=== Requirement ===
For the entries below, say how many lines include the word "青年项目" and add nothing else.

─── Provided data ───

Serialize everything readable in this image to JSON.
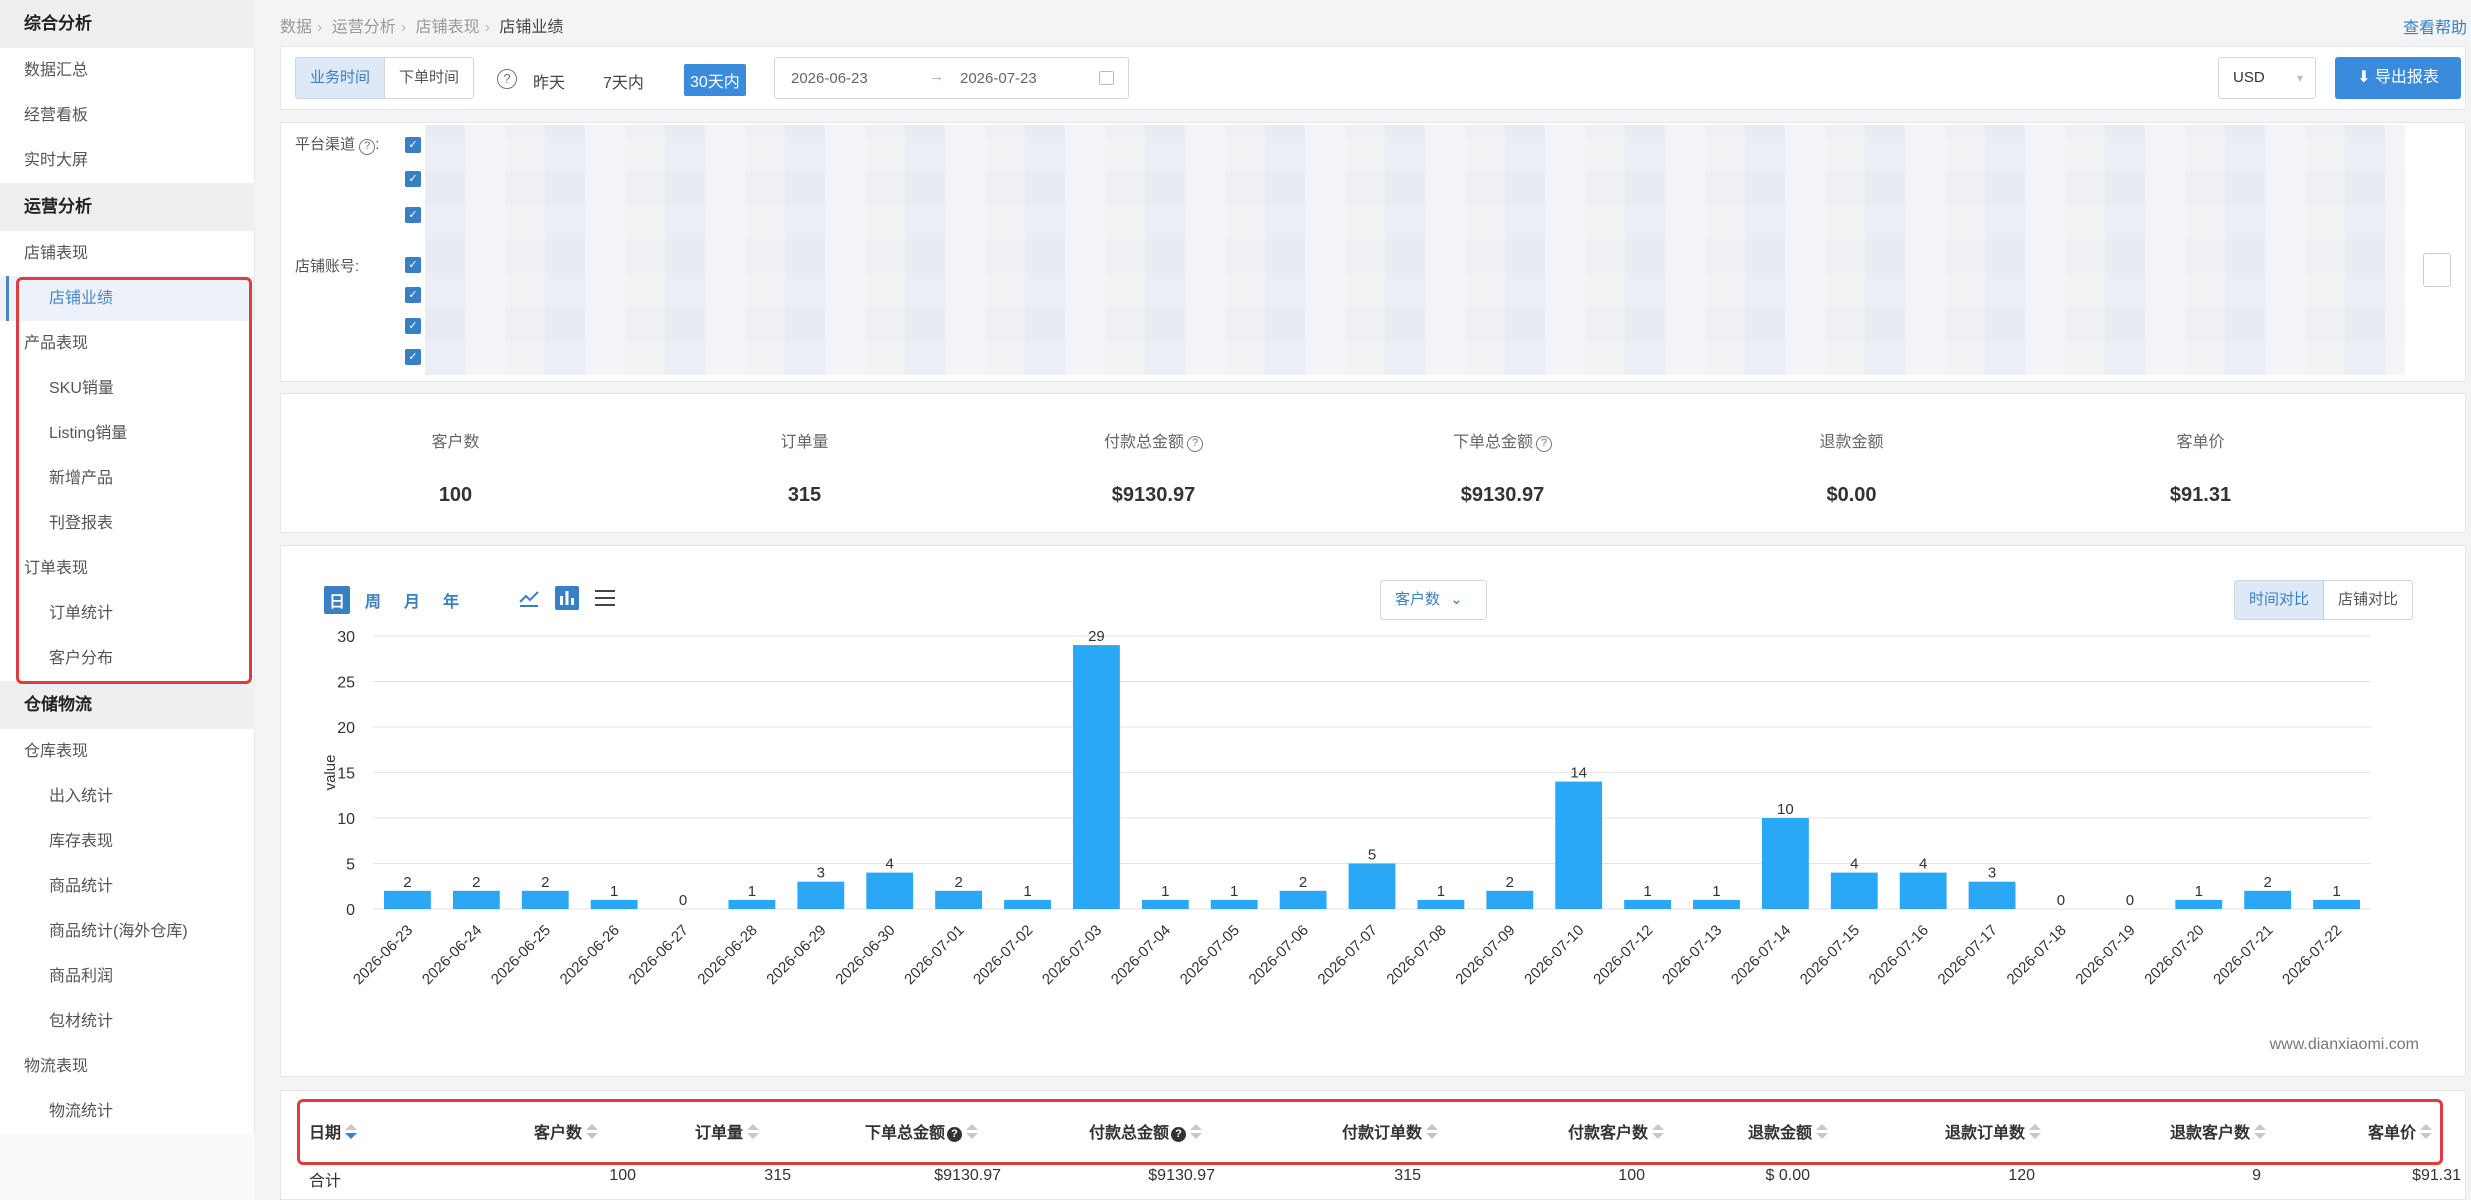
{
  "sidebar": {
    "sections": [
      {
        "title": "综合分析",
        "items": [
          {
            "label": "数据汇总",
            "level": 1
          },
          {
            "label": "经营看板",
            "level": 1
          },
          {
            "label": "实时大屏",
            "level": 1
          }
        ]
      },
      {
        "title": "运营分析",
        "items": [
          {
            "label": "店铺表现",
            "level": 1
          },
          {
            "label": "店铺业绩",
            "level": 2,
            "active": true
          },
          {
            "label": "产品表现",
            "level": 1
          },
          {
            "label": "SKU销量",
            "level": 2
          },
          {
            "label": "Listing销量",
            "level": 2
          },
          {
            "label": "新增产品",
            "level": 2
          },
          {
            "label": "刊登报表",
            "level": 2
          },
          {
            "label": "订单表现",
            "level": 1
          },
          {
            "label": "订单统计",
            "level": 2
          },
          {
            "label": "客户分布",
            "level": 2
          }
        ]
      },
      {
        "title": "仓储物流",
        "items": [
          {
            "label": "仓库表现",
            "level": 1
          },
          {
            "label": "出入统计",
            "level": 2
          },
          {
            "label": "库存表现",
            "level": 2
          },
          {
            "label": "商品统计",
            "level": 2
          },
          {
            "label": "商品统计(海外仓库)",
            "level": 2
          },
          {
            "label": "商品利润",
            "level": 2
          },
          {
            "label": "包材统计",
            "level": 2
          },
          {
            "label": "物流表现",
            "level": 1
          },
          {
            "label": "物流统计",
            "level": 2
          }
        ]
      }
    ]
  },
  "breadcrumb": [
    "数据",
    "运营分析",
    "店铺表现",
    "店铺业绩"
  ],
  "help_link": "查看帮助",
  "filters": {
    "time_mode": [
      "业务时间",
      "下单时间"
    ],
    "quick_ranges": [
      "昨天",
      "7天内",
      "30天内"
    ],
    "date_start": "2026-06-23",
    "date_end": "2026-07-23",
    "currency": "USD",
    "export_label": "导出报表",
    "platform_label": "平台渠道",
    "store_label": "店铺账号:"
  },
  "kpis": [
    {
      "label": "客户数",
      "value": "100",
      "help": false
    },
    {
      "label": "订单量",
      "value": "315",
      "help": false
    },
    {
      "label": "付款总金额",
      "value": "$9130.97",
      "help": true
    },
    {
      "label": "下单总金额",
      "value": "$9130.97",
      "help": true
    },
    {
      "label": "退款金额",
      "value": "$0.00",
      "help": false
    },
    {
      "label": "客单价",
      "value": "$91.31",
      "help": false
    }
  ],
  "chart_controls": {
    "periods": [
      "日",
      "周",
      "月",
      "年"
    ],
    "metric": "客户数",
    "compare": [
      "时间对比",
      "店铺对比"
    ],
    "watermark": "www.dianxiaomi.com"
  },
  "chart_data": {
    "type": "bar",
    "ylabel": "value",
    "ylim": [
      0,
      30
    ],
    "yticks": [
      0,
      5,
      10,
      15,
      20,
      25,
      30
    ],
    "categories": [
      "2026-06-23",
      "2026-06-24",
      "2026-06-25",
      "2026-06-26",
      "2026-06-27",
      "2026-06-28",
      "2026-06-29",
      "2026-06-30",
      "2026-07-01",
      "2026-07-02",
      "2026-07-03",
      "2026-07-04",
      "2026-07-05",
      "2026-07-06",
      "2026-07-07",
      "2026-07-08",
      "2026-07-09",
      "2026-07-10",
      "2026-07-12",
      "2026-07-13",
      "2026-07-14",
      "2026-07-15",
      "2026-07-16",
      "2026-07-17",
      "2026-07-18",
      "2026-07-19",
      "2026-07-20",
      "2026-07-21",
      "2026-07-22"
    ],
    "values": [
      2,
      2,
      2,
      1,
      0,
      1,
      3,
      4,
      2,
      1,
      29,
      1,
      1,
      2,
      5,
      1,
      2,
      14,
      1,
      1,
      10,
      4,
      4,
      3,
      0,
      0,
      1,
      2,
      1
    ],
    "color": "#2aa7f5",
    "grid": true
  },
  "table": {
    "headers": [
      {
        "label": "日期",
        "help": false
      },
      {
        "label": "客户数",
        "help": false
      },
      {
        "label": "订单量",
        "help": false
      },
      {
        "label": "下单总金额",
        "help": true
      },
      {
        "label": "付款总金额",
        "help": true
      },
      {
        "label": "付款订单数",
        "help": false
      },
      {
        "label": "付款客户数",
        "help": false
      },
      {
        "label": "退款金额",
        "help": false
      },
      {
        "label": "退款订单数",
        "help": false
      },
      {
        "label": "退款客户数",
        "help": false
      },
      {
        "label": "客单价",
        "help": false
      }
    ],
    "total_row": [
      "合计",
      "100",
      "315",
      "$9130.97",
      "$9130.97",
      "315",
      "100",
      "$ 0.00",
      "120",
      "9",
      "$91.31"
    ]
  },
  "colors": {
    "accent": "#3a7fc4",
    "bar": "#2aa7f5",
    "highlight": "#e23b3b"
  }
}
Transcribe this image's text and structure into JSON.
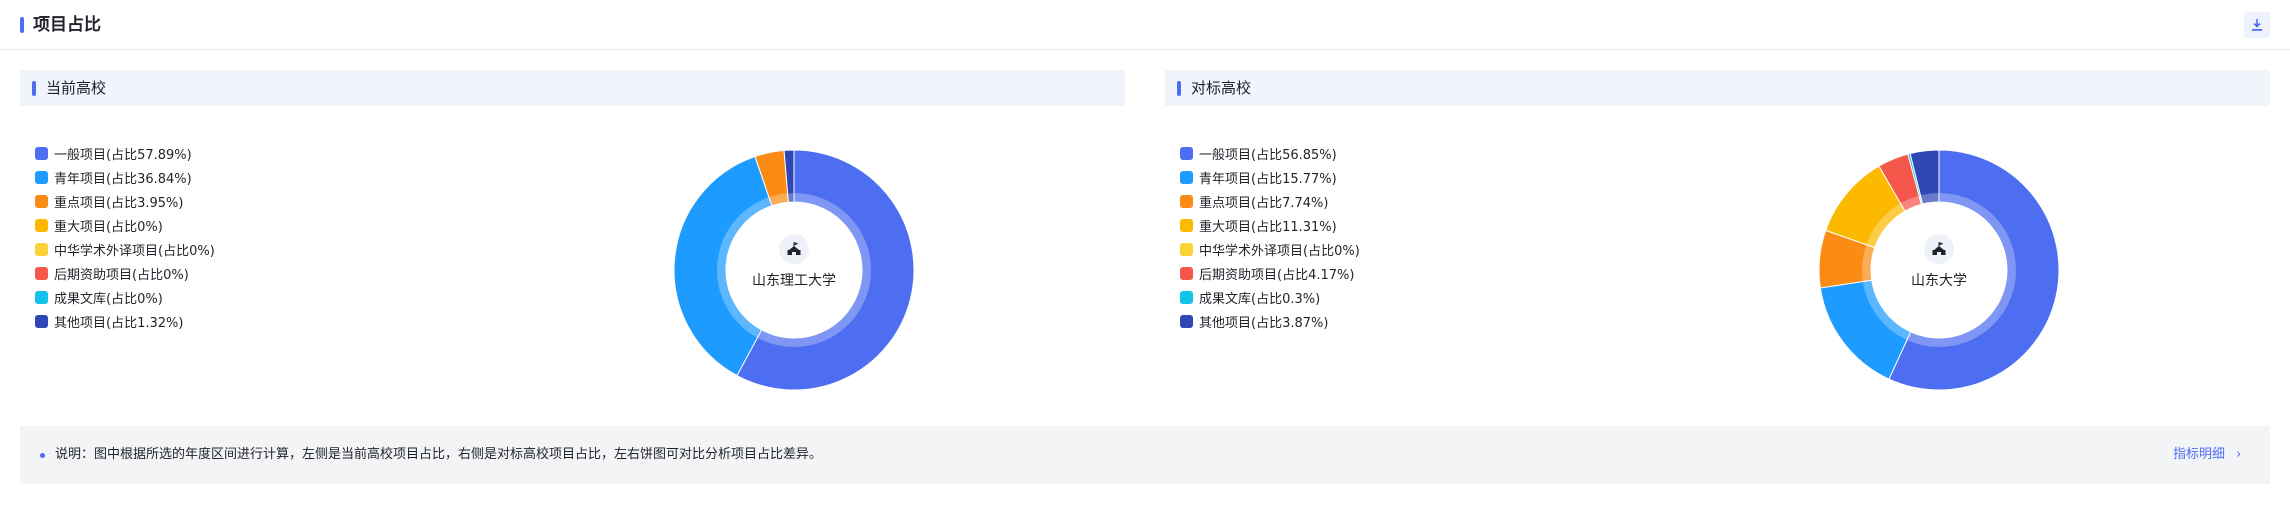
{
  "header": {
    "title": "项目占比",
    "download_icon": "download-icon"
  },
  "note": {
    "text": "说明：图中根据所选的年度区间进行计算，左侧是当前高校项目占比，右侧是对标高校项目占比，左右饼图可对比分析项目占比差异。",
    "link": "指标明细",
    "chevron": "›"
  },
  "chart_data": [
    {
      "type": "pie",
      "variant": "donut",
      "panel_title": "当前高校",
      "center_label": "山东理工大学",
      "center_icon": "university-icon",
      "legend_position": "left",
      "series": [
        {
          "name": "一般项目",
          "label": "一般项目(占比57.89%)",
          "value": 57.89,
          "color": "#4e6ef2"
        },
        {
          "name": "青年项目",
          "label": "青年项目(占比36.84%)",
          "value": 36.84,
          "color": "#1e9bff"
        },
        {
          "name": "重点项目",
          "label": "重点项目(占比3.95%)",
          "value": 3.95,
          "color": "#fa8c16"
        },
        {
          "name": "重大项目",
          "label": "重大项目(占比0%)",
          "value": 0,
          "color": "#fcb900"
        },
        {
          "name": "中华学术外译项目",
          "label": "中华学术外译项目(占比0%)",
          "value": 0,
          "color": "#fad337"
        },
        {
          "name": "后期资助项目",
          "label": "后期资助项目(占比0%)",
          "value": 0,
          "color": "#f5574b"
        },
        {
          "name": "成果文库",
          "label": "成果文库(占比0%)",
          "value": 0,
          "color": "#13c2e8"
        },
        {
          "name": "其他项目",
          "label": "其他项目(占比1.32%)",
          "value": 1.32,
          "color": "#2f47b5"
        }
      ]
    },
    {
      "type": "pie",
      "variant": "donut",
      "panel_title": "对标高校",
      "center_label": "山东大学",
      "center_icon": "university-icon",
      "legend_position": "left",
      "series": [
        {
          "name": "一般项目",
          "label": "一般项目(占比56.85%)",
          "value": 56.85,
          "color": "#4e6ef2"
        },
        {
          "name": "青年项目",
          "label": "青年项目(占比15.77%)",
          "value": 15.77,
          "color": "#1e9bff"
        },
        {
          "name": "重点项目",
          "label": "重点项目(占比7.74%)",
          "value": 7.74,
          "color": "#fa8c16"
        },
        {
          "name": "重大项目",
          "label": "重大项目(占比11.31%)",
          "value": 11.31,
          "color": "#fcb900"
        },
        {
          "name": "中华学术外译项目",
          "label": "中华学术外译项目(占比0%)",
          "value": 0,
          "color": "#fad337"
        },
        {
          "name": "后期资助项目",
          "label": "后期资助项目(占比4.17%)",
          "value": 4.17,
          "color": "#f5574b"
        },
        {
          "name": "成果文库",
          "label": "成果文库(占比0.3%)",
          "value": 0.3,
          "color": "#13c2e8"
        },
        {
          "name": "其他项目",
          "label": "其他项目(占比3.87%)",
          "value": 3.87,
          "color": "#2f47b5"
        }
      ]
    }
  ]
}
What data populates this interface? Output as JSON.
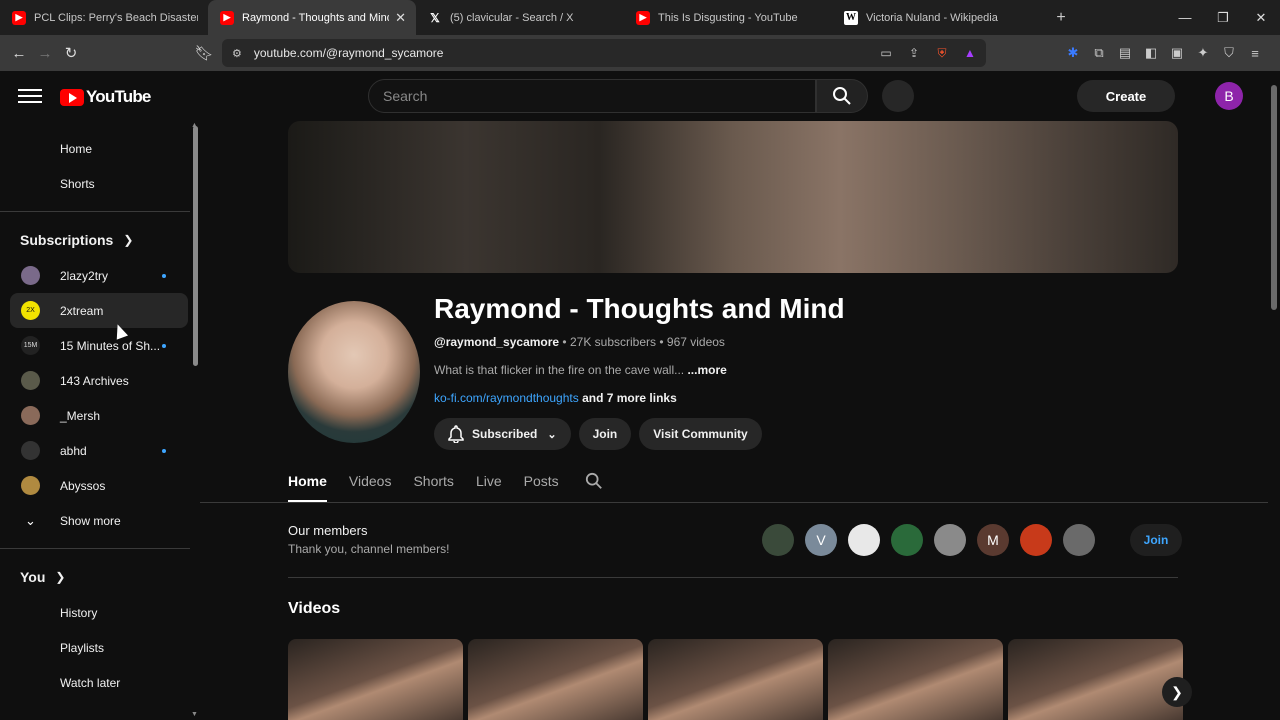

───

=== The completed task ===
4